EXERCISE DETAILS :: Within these entries, which lines include the string "grid"? Copy each one.

(Stored entries)
◆ ◆ ◆ ◆ ◆
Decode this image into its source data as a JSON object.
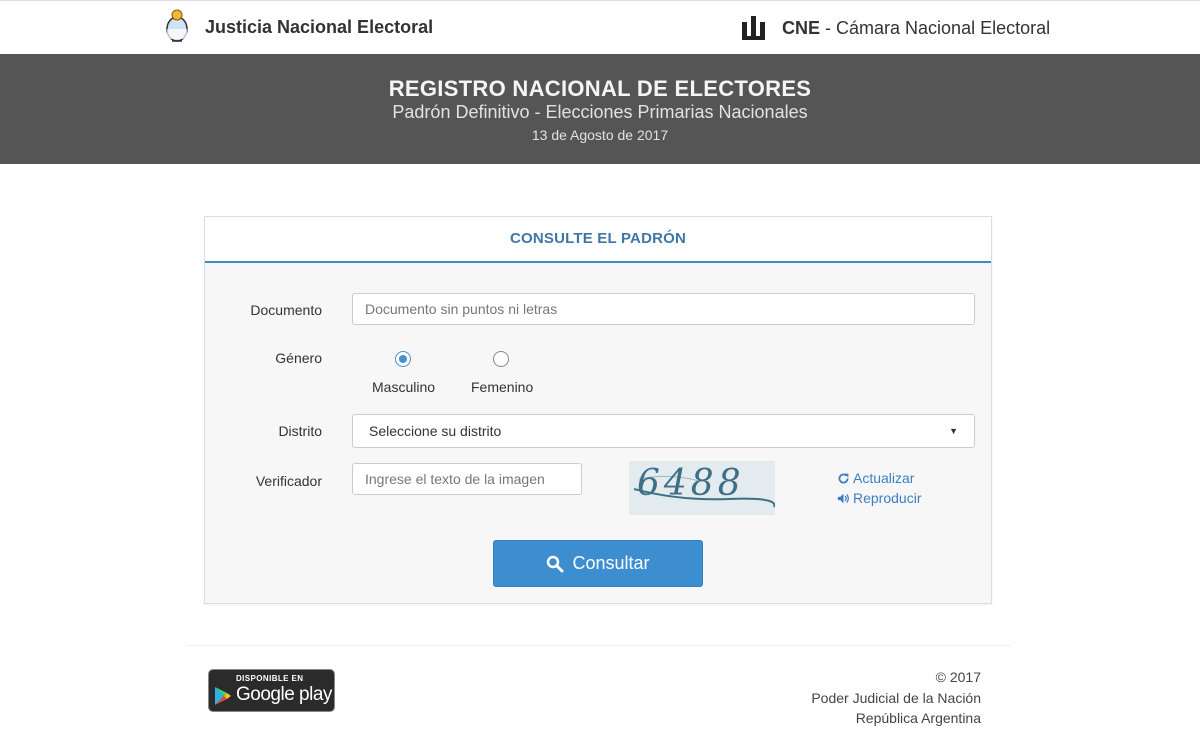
{
  "header": {
    "left_brand": "Justicia Nacional Electoral",
    "right_brand_bold": "CNE",
    "right_brand_rest": " - Cámara Nacional Electoral"
  },
  "banner": {
    "title": "REGISTRO NACIONAL DE ELECTORES",
    "subtitle": "Padrón Definitivo - Elecciones Primarias Nacionales",
    "date": "13 de Agosto de 2017"
  },
  "form": {
    "heading": "CONSULTE EL PADRÓN",
    "documento": {
      "label": "Documento",
      "placeholder": "Documento sin puntos ni letras",
      "value": ""
    },
    "genero": {
      "label": "Género",
      "options": [
        {
          "label": "Masculino",
          "selected": true
        },
        {
          "label": "Femenino",
          "selected": false
        }
      ]
    },
    "distrito": {
      "label": "Distrito",
      "selected": "Seleccione su distrito"
    },
    "verificador": {
      "label": "Verificador",
      "placeholder": "Ingrese el texto de la imagen",
      "captcha_text": "6488",
      "refresh_label": "Actualizar",
      "audio_label": "Reproducir"
    },
    "submit_label": "Consultar"
  },
  "footer": {
    "store_badge_small": "DISPONIBLE EN",
    "store_badge_big": "Google play",
    "copyright": "© 2017",
    "line1": "Poder Judicial de la Nación",
    "line2": "República Argentina"
  },
  "colors": {
    "banner_bg": "#555555",
    "accent": "#3d8dd1",
    "heading": "#3f76a6"
  },
  "icons": [
    "escudo-icon",
    "cne-logo-icon",
    "refresh-icon",
    "volume-icon",
    "search-icon",
    "google-play-icon"
  ]
}
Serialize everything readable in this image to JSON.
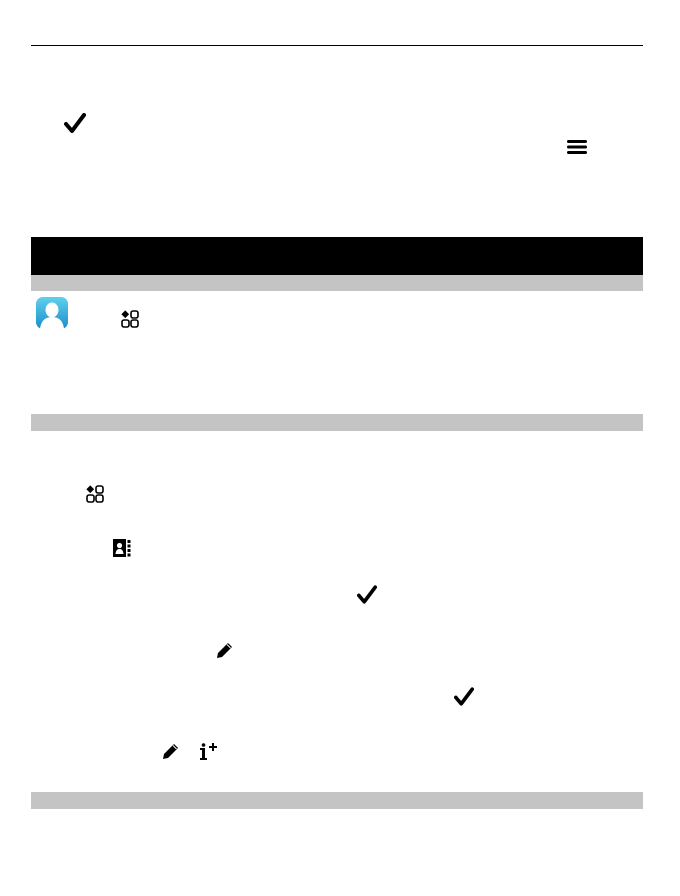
{
  "page": {
    "background": "#ffffff",
    "rule_color": "#000000",
    "banner_color": "#000000",
    "section_bar_color": "#c4c4c4"
  },
  "icons": {
    "top_check": "check-icon",
    "top_menu": "menu-icon",
    "contacts_app": "contacts-app-icon",
    "apps_grid_1": "apps-grid-icon",
    "apps_grid_2": "apps-grid-icon",
    "address_book": "address-book-icon",
    "check_2": "check-icon",
    "edit_1": "pencil-icon",
    "check_3": "check-icon",
    "edit_2": "pencil-icon",
    "add_info": "add-info-icon"
  }
}
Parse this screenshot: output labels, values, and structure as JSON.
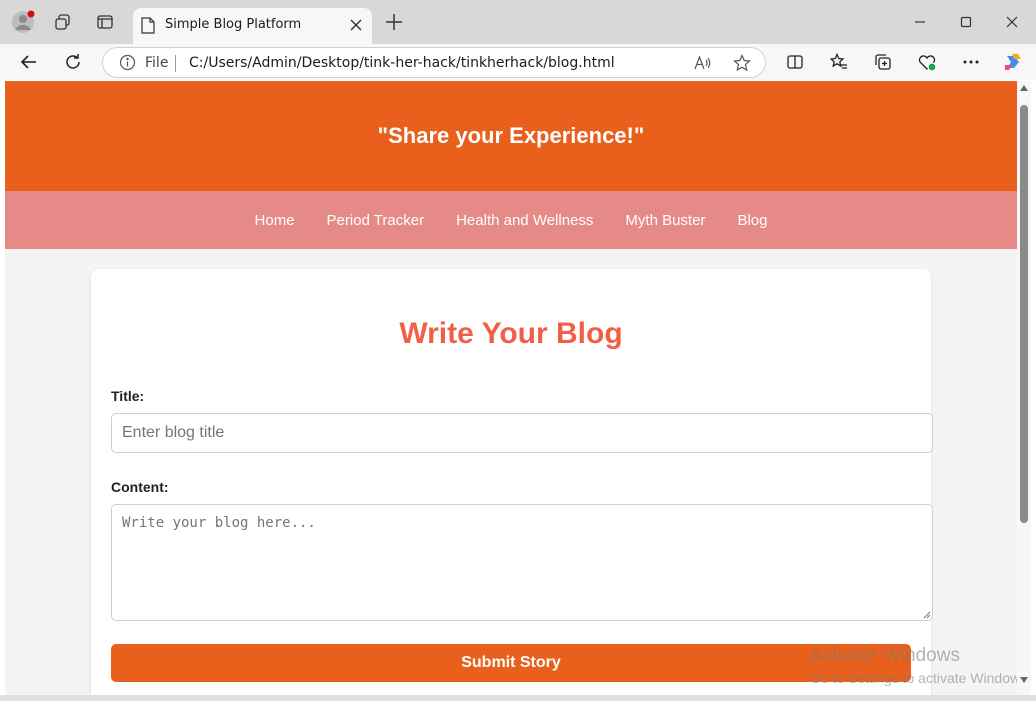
{
  "browser": {
    "tab_title": "Simple Blog Platform",
    "address_scheme": "File",
    "address_url": "C:/Users/Admin/Desktop/tink-her-hack/tinkherhack/blog.html"
  },
  "page": {
    "header_title": "\"Share your Experience!\"",
    "nav": [
      {
        "label": "Home"
      },
      {
        "label": "Period Tracker"
      },
      {
        "label": "Health and Wellness"
      },
      {
        "label": "Myth Buster"
      },
      {
        "label": "Blog"
      }
    ],
    "form": {
      "heading": "Write Your Blog",
      "title_label": "Title:",
      "title_placeholder": "Enter blog title",
      "title_value": "",
      "content_label": "Content:",
      "content_placeholder": "Write your blog here...",
      "content_value": "",
      "submit_label": "Submit Story"
    }
  },
  "os_watermark": {
    "line1": "Activate Windows",
    "line2": "Go to Settings to activate Windows."
  },
  "colors": {
    "header_bg": "#e8601c",
    "nav_bg": "#e68a88",
    "heading": "#ef6147",
    "button": "#e8601c"
  }
}
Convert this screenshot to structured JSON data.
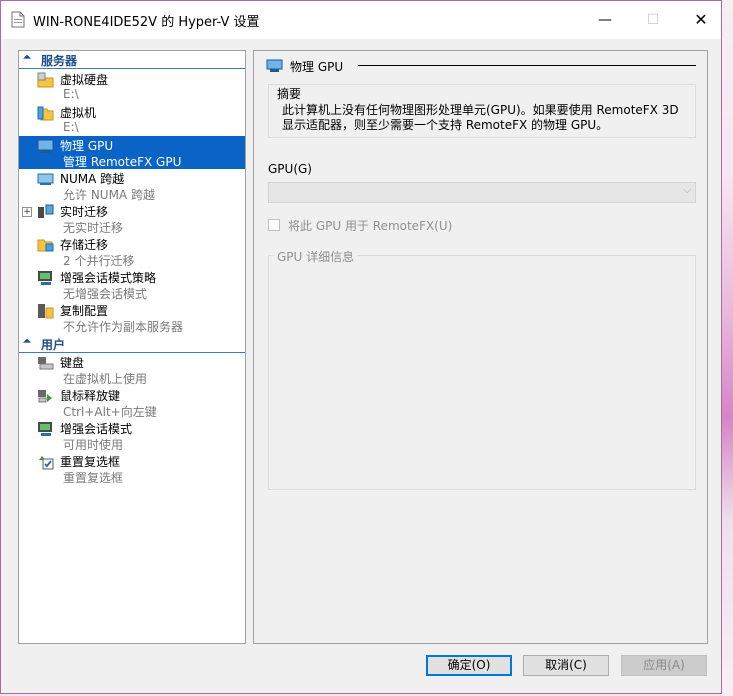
{
  "window": {
    "title": "WIN-RONE4IDE52V 的 Hyper-V 设置",
    "controls": {
      "minimize": "—",
      "maximize": "☐",
      "close": "✕"
    }
  },
  "tree": {
    "sections": [
      {
        "label": "服务器",
        "chevron": "⏶"
      },
      {
        "label": "用户",
        "chevron": "⏶"
      }
    ],
    "server_items": [
      {
        "title": "虚拟硬盘",
        "subtitle": "E:\\",
        "icon": "folder-disk-icon"
      },
      {
        "title": "虚拟机",
        "subtitle": "E:\\",
        "icon": "folder-vm-icon"
      },
      {
        "title": "物理 GPU",
        "subtitle": "管理 RemoteFX GPU",
        "icon": "gpu-icon",
        "selected": true
      },
      {
        "title": "NUMA 跨越",
        "subtitle": "允许 NUMA 跨越",
        "icon": "numa-icon"
      },
      {
        "title": "实时迁移",
        "subtitle": "无实时迁移",
        "icon": "live-migration-icon",
        "expandable": true
      },
      {
        "title": "存储迁移",
        "subtitle": "2 个并行迁移",
        "icon": "storage-migration-icon"
      },
      {
        "title": "增强会话模式策略",
        "subtitle": "无增强会话模式",
        "icon": "enhanced-session-policy-icon"
      },
      {
        "title": "复制配置",
        "subtitle": "不允许作为副本服务器",
        "icon": "replication-icon"
      }
    ],
    "user_items": [
      {
        "title": "键盘",
        "subtitle": "在虚拟机上使用",
        "icon": "keyboard-icon"
      },
      {
        "title": "鼠标释放键",
        "subtitle": "Ctrl+Alt+向左键",
        "icon": "mouse-release-icon"
      },
      {
        "title": "增强会话模式",
        "subtitle": "可用时使用",
        "icon": "enhanced-session-icon"
      },
      {
        "title": "重置复选框",
        "subtitle": "重置复选框",
        "icon": "reset-checkbox-icon"
      }
    ]
  },
  "content": {
    "heading": "物理 GPU",
    "summary_title": "摘要",
    "summary_text": "此计算机上没有任何物理图形处理单元(GPU)。如果要使用 RemoteFX 3D 显示适配器，则至少需要一个支持 RemoteFX 的物理 GPU。",
    "gpu_label": "GPU(G)",
    "gpu_selected": "",
    "checkbox_label": "将此 GPU 用于 RemoteFX(U)",
    "checkbox_checked": false,
    "details_title": "GPU 详细信息"
  },
  "buttons": {
    "ok": "确定(O)",
    "cancel": "取消(C)",
    "apply": "应用(A)"
  },
  "colors": {
    "selection": "#0a64c8",
    "section_header": "#1e4e8c",
    "window_border": "#b3679f"
  }
}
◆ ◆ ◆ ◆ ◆
YOUR RESPONSE ::
    "apps_grid_1": "apps-grid-icon",
    "apps_grid_2": "apps-grid-icon",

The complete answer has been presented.